As Kofi Annan, special envoy for Syria, briefs the UN Security Council, is this President Assad’s last chance? One blogger tells Channel 4 News it’s now a clear choice – “guns or words”.
The former United Nations secretary-general said this week that the “door of dialogue is still open”. However, the continued bloodshed may force this door shut.
Mr Annan remains in close contact with senior Syrian authorities, Russia and other powers over his proposals to end the unrest. He met President Assad in Damascus earlier this week and called for a halt in fighting, humanitarian access and the starting of political talks with Syria’s opposition.
Syria’s initial response seemed to signal a commitment to work with the special envoy and co-operate with the UN’s humanitarian chief Valerie Amos.
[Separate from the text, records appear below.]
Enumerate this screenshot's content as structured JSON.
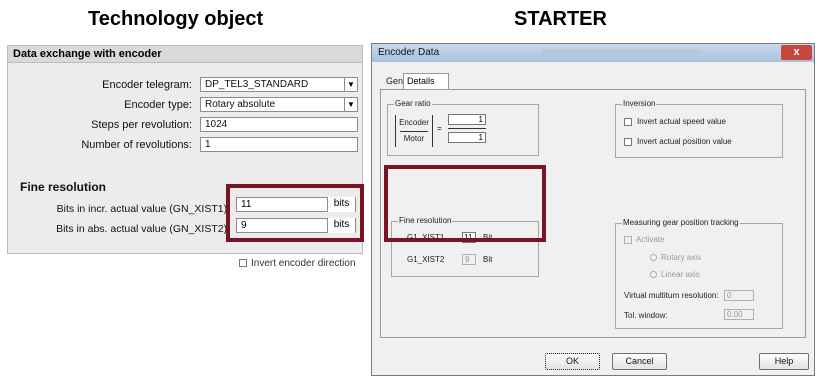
{
  "headings": {
    "left": "Technology object",
    "right": "STARTER"
  },
  "left_panel": {
    "title": "Data exchange with encoder",
    "rows": [
      {
        "label": "Encoder telegram:",
        "value": "DP_TEL3_STANDARD"
      },
      {
        "label": "Encoder type:",
        "value": "Rotary absolute"
      },
      {
        "label": "Steps per revolution:",
        "value": "1024"
      },
      {
        "label": "Number of revolutions:",
        "value": "1"
      }
    ],
    "fine_resolution": {
      "title": "Fine resolution",
      "rows": [
        {
          "label": "Bits in incr. actual value (GN_XIST1):",
          "value": "11",
          "unit": "bits"
        },
        {
          "label": "Bits in abs. actual value (GN_XIST2):",
          "value": "9",
          "unit": "bits"
        }
      ]
    },
    "invert_label": "Invert encoder direction",
    "dropdown_glyph": "▼"
  },
  "dialog": {
    "title": "Encoder Data",
    "close_glyph": "x",
    "tabs": [
      "General",
      "Details"
    ],
    "gear_ratio": {
      "title": "Gear ratio",
      "numerator": "Encoder",
      "denominator": "Motor",
      "equals": "=",
      "value_top": "1",
      "value_bottom": "1"
    },
    "inversion": {
      "title": "Inversion",
      "invert_speed": "Invert actual speed value",
      "invert_position": "Invert actual position value"
    },
    "fine_resolution": {
      "title": "Fine resolution",
      "xist1_label": "G1_XIST1",
      "xist1_value": "11",
      "xist1_unit": "Bit",
      "xist2_label": "G1_XIST2",
      "xist2_value": "9",
      "xist2_unit": "Bit"
    },
    "gear_tracking": {
      "title": "Measuring gear position tracking",
      "activate": "Activate",
      "rotary": "Rotary axis",
      "linear": "Linear axis",
      "multiturn_label": "Virtual multiturn resolution:",
      "multiturn_value": "0",
      "tol_label": "Tol. window:",
      "tol_value": "0.00"
    },
    "buttons": {
      "ok": "OK",
      "cancel": "Cancel",
      "help": "Help"
    }
  },
  "colors": {
    "highlight": "#7a1424"
  }
}
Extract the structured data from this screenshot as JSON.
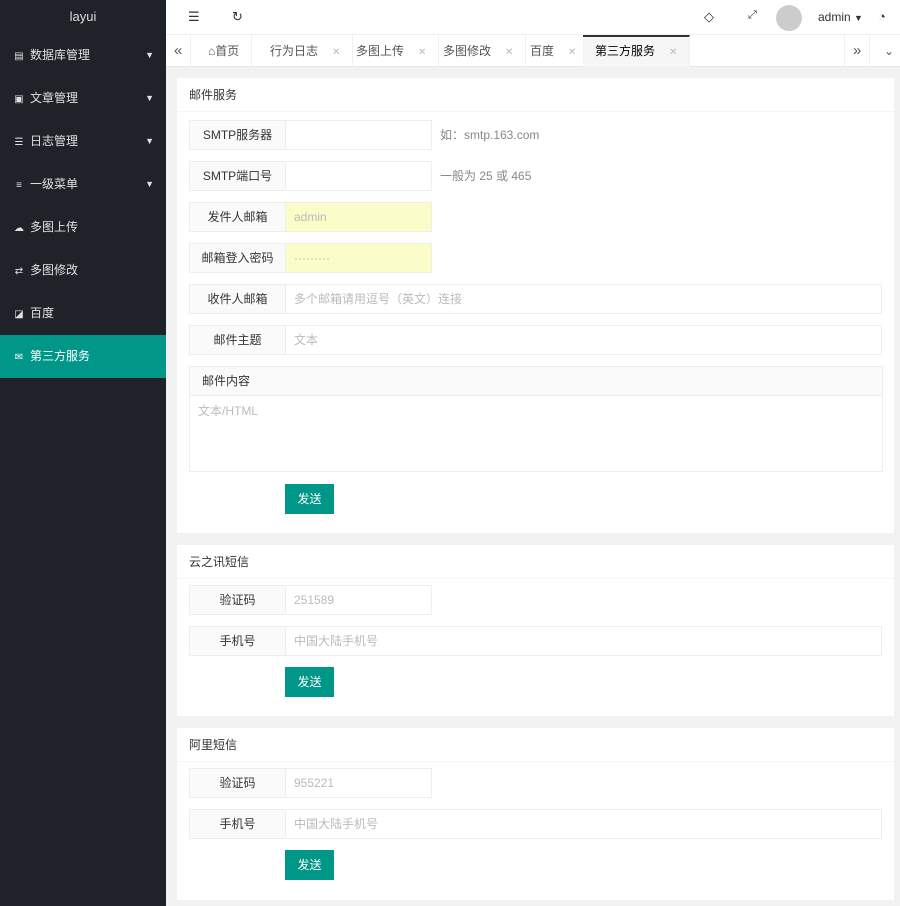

However, finding quick agreement on the remaining elements of the proposal may prove more difficult. Security Council (UNSC) members will want to get a sense of whether a resolution at this point will be helpful in increasing pressure on the Syrian government or if it would hamper Annan’s negotiations.
Read Lindsey Hilsum's blog: The politics of non-intervention in Syria
Syria blogger “Sasa”, who did not wish to be identified, told Channel 4 News there are two solutions to this crisis – “guns or words”.
He said: “The west has made it clear that it won’t intervene or arm the rebels, but at the same time it refuses to sit down and talk. Assad has repeatedly misled those who have engaged in dialogue, so there’s no reason to believe any new talks would be sincere.
“But amid all this doubt, look at Yemen – the president was talked out of office there, much to everyone’s surprise, so why not in Syria?”
UN sanctions are not expected to be imposed on Syria. However, there is talk of yet stronger EU sanctions and more designations of entities and individuals for asset freezes and travel bans.
(Pictured: A Syrian refugee child behind the fences of Boynuyogun Refugee Camp in Reyhanli. Getty Images.)
The security council briefing follows the publication of leaked emails sent by President Assad, in which he appeared to scoff at the idea he might implement multi-party democractic reforms.
This revelation may be helpful in negotiations with UNSC members who have been arguing that the Damascus regime needs time and space to develop and implement reforms.
“Sasa” told Channel 4 News: “The leaked emails shine a light into the dark recesses of this most opaque of governments.
“They shows how the president is living in a bubble, even joking about the crisis and mocking his own reforms.”
The UN says Syrian forces have killed more than 8,000 people in the uprising so far. The violence has also uprooted 230,000 people, with a refugee crisis now looming.